But if we are consciously aware of how important and impactful expressing gratitude is, then why do so many of us procrastinate about sending thank-you’s to those who deserve them?
According to University of Texas at Austin professor Amit Kumar, senders “think it’s not going to be that big a deal.” According to a recent study published in the journal Psychological Science, it’s all a matter of underestimating the positive feelings a thank you can bring to someone who receives it.
Recipients of thank-you notes who participated in the study indicated that they felt “ecstatic” after receiving written gratitude — scoring a happiness rating of 4 or 5. However, senders generally guessed that their letters would evoke just a 3 on the scale, hardly worth the effort.

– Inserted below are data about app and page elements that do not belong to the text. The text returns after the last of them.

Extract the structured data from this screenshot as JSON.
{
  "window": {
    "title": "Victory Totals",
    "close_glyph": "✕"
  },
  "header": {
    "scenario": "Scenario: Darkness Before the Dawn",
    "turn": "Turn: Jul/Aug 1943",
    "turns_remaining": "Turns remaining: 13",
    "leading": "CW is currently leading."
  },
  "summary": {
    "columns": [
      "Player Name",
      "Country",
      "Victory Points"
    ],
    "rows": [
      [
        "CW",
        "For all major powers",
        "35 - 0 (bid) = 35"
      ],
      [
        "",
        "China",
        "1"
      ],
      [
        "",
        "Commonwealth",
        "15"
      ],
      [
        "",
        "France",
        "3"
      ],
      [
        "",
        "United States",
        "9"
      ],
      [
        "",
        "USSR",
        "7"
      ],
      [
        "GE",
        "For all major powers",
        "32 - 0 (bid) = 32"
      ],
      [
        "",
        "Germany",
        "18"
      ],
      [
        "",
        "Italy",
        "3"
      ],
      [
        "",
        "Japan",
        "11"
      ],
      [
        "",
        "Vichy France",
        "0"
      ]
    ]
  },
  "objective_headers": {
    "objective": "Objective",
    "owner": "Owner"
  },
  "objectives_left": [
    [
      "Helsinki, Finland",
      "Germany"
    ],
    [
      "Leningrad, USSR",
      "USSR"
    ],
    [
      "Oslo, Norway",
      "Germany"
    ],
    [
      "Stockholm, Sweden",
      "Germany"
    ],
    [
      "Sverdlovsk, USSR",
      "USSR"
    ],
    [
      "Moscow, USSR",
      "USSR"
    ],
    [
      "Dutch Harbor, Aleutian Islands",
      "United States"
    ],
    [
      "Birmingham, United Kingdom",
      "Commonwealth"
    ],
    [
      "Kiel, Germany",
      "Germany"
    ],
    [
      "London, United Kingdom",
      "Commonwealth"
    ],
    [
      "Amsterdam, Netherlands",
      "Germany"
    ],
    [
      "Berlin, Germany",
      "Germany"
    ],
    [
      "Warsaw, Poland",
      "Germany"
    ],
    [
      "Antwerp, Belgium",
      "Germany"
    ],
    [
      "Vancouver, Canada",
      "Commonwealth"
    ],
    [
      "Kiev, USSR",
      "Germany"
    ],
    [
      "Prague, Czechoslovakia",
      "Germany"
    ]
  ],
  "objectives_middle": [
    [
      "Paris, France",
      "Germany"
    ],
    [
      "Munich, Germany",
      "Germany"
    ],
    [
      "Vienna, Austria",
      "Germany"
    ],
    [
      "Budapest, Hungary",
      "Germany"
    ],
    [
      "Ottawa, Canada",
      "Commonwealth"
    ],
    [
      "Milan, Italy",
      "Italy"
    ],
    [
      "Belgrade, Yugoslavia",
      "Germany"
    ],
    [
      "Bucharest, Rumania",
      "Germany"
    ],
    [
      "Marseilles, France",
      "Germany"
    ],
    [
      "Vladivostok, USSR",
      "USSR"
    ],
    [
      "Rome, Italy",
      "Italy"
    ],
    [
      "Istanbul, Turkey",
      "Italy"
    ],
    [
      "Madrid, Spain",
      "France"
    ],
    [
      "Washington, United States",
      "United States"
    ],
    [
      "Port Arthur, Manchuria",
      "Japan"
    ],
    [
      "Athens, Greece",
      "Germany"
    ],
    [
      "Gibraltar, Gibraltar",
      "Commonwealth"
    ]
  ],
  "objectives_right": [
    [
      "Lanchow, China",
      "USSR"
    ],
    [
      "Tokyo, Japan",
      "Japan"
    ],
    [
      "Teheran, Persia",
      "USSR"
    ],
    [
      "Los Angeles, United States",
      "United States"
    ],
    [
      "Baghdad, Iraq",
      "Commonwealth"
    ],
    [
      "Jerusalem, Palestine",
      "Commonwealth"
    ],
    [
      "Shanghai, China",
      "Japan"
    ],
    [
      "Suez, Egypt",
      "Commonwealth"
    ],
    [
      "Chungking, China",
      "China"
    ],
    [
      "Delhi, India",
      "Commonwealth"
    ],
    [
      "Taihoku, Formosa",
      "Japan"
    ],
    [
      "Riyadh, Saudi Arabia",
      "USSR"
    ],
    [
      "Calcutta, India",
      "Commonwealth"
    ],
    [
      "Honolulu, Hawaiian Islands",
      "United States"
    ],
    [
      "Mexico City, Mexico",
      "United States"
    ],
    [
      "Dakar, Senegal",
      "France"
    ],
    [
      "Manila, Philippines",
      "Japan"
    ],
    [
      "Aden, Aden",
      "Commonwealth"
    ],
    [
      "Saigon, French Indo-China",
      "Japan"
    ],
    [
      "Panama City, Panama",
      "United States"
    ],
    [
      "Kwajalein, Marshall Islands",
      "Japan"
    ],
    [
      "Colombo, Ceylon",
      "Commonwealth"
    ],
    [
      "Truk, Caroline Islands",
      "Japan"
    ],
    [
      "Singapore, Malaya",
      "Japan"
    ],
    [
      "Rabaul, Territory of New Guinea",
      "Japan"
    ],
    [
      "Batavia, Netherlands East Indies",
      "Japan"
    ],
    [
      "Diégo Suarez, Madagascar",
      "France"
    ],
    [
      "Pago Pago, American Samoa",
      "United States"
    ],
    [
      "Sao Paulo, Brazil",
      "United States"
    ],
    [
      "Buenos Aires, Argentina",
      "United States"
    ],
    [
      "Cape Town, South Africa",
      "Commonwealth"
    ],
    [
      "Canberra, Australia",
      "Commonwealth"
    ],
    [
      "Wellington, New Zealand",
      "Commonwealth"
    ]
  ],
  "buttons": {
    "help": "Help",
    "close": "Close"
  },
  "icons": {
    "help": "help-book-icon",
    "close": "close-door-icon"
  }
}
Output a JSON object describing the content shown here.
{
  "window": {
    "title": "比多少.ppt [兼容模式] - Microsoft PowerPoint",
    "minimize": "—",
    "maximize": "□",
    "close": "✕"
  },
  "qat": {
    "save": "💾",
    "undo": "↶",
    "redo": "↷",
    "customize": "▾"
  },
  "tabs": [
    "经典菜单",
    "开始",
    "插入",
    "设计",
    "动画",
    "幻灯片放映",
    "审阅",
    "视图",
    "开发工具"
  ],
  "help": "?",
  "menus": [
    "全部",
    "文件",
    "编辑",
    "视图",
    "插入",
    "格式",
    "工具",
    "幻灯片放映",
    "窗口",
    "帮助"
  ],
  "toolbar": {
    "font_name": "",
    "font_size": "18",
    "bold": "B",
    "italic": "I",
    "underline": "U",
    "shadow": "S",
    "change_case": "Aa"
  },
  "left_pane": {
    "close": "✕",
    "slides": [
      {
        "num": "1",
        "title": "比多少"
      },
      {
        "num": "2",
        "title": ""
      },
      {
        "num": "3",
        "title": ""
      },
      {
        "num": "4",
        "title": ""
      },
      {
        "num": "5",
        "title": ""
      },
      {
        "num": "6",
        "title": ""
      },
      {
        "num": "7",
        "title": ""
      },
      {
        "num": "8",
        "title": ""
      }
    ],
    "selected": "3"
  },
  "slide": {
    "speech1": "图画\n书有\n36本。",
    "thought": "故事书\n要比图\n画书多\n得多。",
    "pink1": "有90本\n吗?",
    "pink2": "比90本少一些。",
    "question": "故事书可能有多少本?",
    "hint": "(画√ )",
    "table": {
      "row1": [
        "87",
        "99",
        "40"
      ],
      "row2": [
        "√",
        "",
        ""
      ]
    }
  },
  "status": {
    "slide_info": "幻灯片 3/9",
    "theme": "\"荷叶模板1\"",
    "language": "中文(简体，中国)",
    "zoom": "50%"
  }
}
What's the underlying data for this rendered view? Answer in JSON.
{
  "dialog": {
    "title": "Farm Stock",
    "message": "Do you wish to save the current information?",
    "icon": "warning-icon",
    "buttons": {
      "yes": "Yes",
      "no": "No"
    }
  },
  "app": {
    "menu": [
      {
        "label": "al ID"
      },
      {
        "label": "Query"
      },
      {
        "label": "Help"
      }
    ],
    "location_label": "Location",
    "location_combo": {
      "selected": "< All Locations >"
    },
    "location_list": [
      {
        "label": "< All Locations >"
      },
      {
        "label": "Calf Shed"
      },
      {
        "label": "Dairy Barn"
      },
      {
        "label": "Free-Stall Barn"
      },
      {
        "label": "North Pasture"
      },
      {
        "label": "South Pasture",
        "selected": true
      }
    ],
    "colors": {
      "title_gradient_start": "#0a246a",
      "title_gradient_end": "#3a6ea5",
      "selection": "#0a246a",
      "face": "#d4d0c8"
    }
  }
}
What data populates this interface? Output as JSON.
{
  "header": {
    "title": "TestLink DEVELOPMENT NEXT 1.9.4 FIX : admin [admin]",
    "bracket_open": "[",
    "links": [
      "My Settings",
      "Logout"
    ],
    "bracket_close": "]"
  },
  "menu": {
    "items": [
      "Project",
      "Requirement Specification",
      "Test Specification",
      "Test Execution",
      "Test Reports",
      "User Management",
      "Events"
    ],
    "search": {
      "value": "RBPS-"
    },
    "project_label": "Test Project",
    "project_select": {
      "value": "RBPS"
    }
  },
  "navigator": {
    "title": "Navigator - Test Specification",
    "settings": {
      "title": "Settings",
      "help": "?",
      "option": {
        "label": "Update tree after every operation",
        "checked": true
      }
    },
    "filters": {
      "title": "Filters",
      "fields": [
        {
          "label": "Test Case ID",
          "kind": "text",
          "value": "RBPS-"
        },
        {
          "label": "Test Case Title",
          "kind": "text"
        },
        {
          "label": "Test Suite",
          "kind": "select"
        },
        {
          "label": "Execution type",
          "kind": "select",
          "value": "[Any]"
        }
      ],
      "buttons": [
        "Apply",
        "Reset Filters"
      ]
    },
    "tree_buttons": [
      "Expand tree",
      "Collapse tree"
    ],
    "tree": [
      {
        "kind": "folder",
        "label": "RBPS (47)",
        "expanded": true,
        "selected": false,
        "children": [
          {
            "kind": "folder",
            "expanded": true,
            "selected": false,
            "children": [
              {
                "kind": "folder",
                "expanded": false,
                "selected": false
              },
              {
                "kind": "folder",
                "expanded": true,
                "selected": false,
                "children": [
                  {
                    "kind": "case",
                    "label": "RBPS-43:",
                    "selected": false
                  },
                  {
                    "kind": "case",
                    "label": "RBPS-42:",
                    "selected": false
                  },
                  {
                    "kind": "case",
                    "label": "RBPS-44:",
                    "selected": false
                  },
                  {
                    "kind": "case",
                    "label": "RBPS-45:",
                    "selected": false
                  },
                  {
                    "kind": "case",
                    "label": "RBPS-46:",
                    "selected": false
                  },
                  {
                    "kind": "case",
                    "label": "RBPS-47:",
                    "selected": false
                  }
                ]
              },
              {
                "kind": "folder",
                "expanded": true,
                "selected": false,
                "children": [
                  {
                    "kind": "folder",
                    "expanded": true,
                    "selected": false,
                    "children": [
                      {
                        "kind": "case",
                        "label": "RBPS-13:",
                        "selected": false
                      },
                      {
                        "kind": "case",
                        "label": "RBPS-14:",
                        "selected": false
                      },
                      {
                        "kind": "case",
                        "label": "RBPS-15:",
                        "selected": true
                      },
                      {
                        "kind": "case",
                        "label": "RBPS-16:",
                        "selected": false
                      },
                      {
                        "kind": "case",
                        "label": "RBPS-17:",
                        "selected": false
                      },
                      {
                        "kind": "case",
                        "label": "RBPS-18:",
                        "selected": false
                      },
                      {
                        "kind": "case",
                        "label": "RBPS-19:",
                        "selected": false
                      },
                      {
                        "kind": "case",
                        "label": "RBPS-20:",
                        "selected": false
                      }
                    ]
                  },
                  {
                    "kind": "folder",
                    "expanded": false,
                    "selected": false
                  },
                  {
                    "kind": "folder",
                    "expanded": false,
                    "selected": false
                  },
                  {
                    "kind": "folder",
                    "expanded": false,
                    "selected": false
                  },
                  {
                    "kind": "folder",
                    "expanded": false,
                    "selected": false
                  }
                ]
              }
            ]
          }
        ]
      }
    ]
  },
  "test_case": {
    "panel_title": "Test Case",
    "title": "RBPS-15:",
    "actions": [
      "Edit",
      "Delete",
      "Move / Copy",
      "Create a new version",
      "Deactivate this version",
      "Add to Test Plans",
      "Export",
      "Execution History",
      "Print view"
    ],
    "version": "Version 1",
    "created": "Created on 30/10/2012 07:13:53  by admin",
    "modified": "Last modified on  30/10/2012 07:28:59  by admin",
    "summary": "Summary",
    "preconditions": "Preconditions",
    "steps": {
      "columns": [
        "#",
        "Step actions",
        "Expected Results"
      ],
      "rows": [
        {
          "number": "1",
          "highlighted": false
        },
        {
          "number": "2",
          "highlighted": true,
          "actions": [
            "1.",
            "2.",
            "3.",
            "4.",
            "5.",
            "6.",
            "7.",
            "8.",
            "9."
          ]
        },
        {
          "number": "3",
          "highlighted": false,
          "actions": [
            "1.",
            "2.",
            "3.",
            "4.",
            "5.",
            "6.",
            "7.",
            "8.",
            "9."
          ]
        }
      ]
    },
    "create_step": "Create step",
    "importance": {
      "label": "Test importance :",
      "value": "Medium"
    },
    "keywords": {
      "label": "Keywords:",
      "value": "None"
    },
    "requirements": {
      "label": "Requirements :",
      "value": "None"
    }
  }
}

Even further, the study also finds that those who don’t send out a thank-you letter or note may tend to overestimate how uncomfortable it will make the recipient feel. In addition, it is likely that these senders think the note will appear more insincere than it actually is.
Along with underestimating the value of sending a gratitude note, many participants were concerned with how much their writing would be critiqued by those who received it.
However, most recipients of thank-you notes in the study — led by Dr. Kumar and his co-author Nicholas Epley, a professor at the University of Chicago — said they cared more about warmth, and less about how the notes were phrased.
Are you still not sure where to start with your thank-you note? Do you need a few tips on how to expressing gratitude effectively?
Ultimately, don’t overthink how your gratitude will be received — be sure to express it. And right now would be a good time to start.